Selling flowers to survive during retirement

As one grows older and approaches retirement, there is need to plan for your financial wellbeing. It is important to think about investments that are not as labour intensive but guarantee regular cash flow. Many retirees usually consider investing in projects related to their hobbies and interests.                                   

Sanyu Christine Musaazi, a 38-year-old mother of three living in Muyenga village, is a florist and owner of Sanyuka Florists and décor. Her husband, Musaazi Denis is also a florist.

“After selling flowers for more than 12 years, I took this on as a retirement job after resigning from my marketing and sales job at East African glassware mart,” Sanyu says.

“I got inspiration from my boyfriend, who used to run a florist shop at Garden City in Kampala about 15 years ago. He would routinely invite me to wedding functions, where he would spend the night arranging flowers, taking care to make each arrangement look beautiful for his clients,” she says.

When asked why she chose flowers, Sanyu says flowers are beautiful and bring good energy wherever they are.

“It is like nature’s way of speaking to us. Whether it is a sad or happy moment, when you see flowers, you see love,” she adds.

Sanyu says her pricelist ranges from 10,000 Uganda Shillings for standard bouquets to 250,000 Uganda Shillings for the coffin spread bouquets.  She adds that gift box hampers range from 50,000 Uganda Shillings to 150,000 Uganda Shillings for the large boxes, which include wine and chocolates.

After being in business for more than 12 years, Sanyu says making your customers kings and queens is the most integral part of any business. This, she says, will drive growth.

As flowers continue being a sought after item, especially for occasions, Sanyu believes there is increasing ready market for her flower arrangements.

“The culture of flowers in Uganda, I would say has grown overtime. People have learnt a different way to show and share love through flowers. Of course, there are those who do not understand the essence of giving flowers and feel giving another gift is more practical. However, we are also changing their minds slowly but surely,” she says.

According to Sanyu, there is a certain age group that actually appreciates the gesture of receiving and giving flowers and these kept her business thriving, even during the hard times of the coronavirus lockdown.

The business employs three women and routinely trains young girls if need arises.
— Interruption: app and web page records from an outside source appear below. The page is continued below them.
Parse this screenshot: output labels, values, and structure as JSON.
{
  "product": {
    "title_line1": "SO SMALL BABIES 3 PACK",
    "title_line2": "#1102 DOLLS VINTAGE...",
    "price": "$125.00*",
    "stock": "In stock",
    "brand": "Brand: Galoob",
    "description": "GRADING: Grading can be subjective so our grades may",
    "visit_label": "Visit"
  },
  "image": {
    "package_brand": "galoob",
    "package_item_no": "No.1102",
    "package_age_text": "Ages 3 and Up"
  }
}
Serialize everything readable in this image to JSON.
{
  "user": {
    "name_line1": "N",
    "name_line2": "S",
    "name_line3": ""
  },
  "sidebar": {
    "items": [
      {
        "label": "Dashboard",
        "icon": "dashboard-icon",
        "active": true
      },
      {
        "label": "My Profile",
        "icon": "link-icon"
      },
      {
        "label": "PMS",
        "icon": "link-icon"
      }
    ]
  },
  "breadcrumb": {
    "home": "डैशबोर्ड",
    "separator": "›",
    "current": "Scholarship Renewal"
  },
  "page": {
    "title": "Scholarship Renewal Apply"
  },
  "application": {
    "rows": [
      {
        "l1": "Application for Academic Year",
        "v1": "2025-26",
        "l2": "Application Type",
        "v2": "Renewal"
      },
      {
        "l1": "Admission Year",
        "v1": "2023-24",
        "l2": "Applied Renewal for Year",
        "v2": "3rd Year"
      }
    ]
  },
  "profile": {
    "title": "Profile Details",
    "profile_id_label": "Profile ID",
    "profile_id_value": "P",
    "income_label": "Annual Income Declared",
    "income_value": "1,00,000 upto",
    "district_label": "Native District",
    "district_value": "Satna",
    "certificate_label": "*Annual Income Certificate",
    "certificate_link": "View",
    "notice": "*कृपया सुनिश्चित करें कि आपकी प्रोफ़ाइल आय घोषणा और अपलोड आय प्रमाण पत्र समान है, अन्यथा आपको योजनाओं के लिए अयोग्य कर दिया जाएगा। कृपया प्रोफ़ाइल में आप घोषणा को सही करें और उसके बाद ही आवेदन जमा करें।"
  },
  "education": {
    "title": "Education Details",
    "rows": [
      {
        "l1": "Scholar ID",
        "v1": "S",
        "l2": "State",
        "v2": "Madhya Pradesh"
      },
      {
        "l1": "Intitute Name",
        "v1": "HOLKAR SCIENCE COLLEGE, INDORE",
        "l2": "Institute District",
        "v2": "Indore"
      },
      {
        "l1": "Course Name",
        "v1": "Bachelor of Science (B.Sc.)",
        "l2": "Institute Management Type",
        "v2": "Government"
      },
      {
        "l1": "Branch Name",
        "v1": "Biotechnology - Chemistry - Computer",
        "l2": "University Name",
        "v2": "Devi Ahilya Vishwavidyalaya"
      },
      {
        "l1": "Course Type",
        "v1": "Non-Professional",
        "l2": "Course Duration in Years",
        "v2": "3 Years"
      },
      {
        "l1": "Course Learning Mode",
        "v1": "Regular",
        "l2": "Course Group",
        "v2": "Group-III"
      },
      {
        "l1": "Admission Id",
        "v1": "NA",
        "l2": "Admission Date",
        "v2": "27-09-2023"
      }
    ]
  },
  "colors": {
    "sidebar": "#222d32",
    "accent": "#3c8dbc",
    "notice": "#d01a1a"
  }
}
“I have also given opportunity to some of the teenage girls who are not in school because of the pandemic. I use this time to teach them how the flower business works, and adding onto their skills bank until schools resume,” she says.

Given the number of businesses embracing the flower culture, Sanyu says variety, uniqueness, quality, efficiency and effectiveness have made her business stand out from her competitors.

“We always do our best to make sure that the client gets what they ordered or even better. Through the years, we have continued receiving compliments and referrals. Our job is to make our client’s function memorable,” Sanyu adds.

She has also been able to reap big from the business enough to pay school fees for her children and also sustain the family together with her husband.


Despite the growing demand for flowers, however, there is still uncertainty of supply. The shortage of flowers in Uganda forces Sanyu to import from neighbouring Kenya, which can be costly.

During a media interview, David Malinga, a professional florist at Royal Gardens, says florists mainly consider the quality of flowers including the freshness and health of the flowers. Florists also prefer closed flowers that are not too short in length.

“Flowers should be well graded in bunches of 15 to 20 and have a good appearance and we like them closed so that they open up from the shop. If the suppliers’ flowers are up to standard, we give them an order and they supply,” Malinga says.

He advises farmers to check which flowers are in demand so that they supply those making more profit.

With regards to future plans, Sanyu says it has always been her dream to open another flower shop and reveals that she plans to open one on the Munyonyo-Entebbe Expressway to reach out to clients as they drive to and from Entebbe International Airport.

“We are setting up our online selling site and we are adding Balloon bouquets, potted plants, flower vases and bridal bouquets. Our goal is to ensure every customer is accommodated and served to their satisfaction,” Sanyu reveals.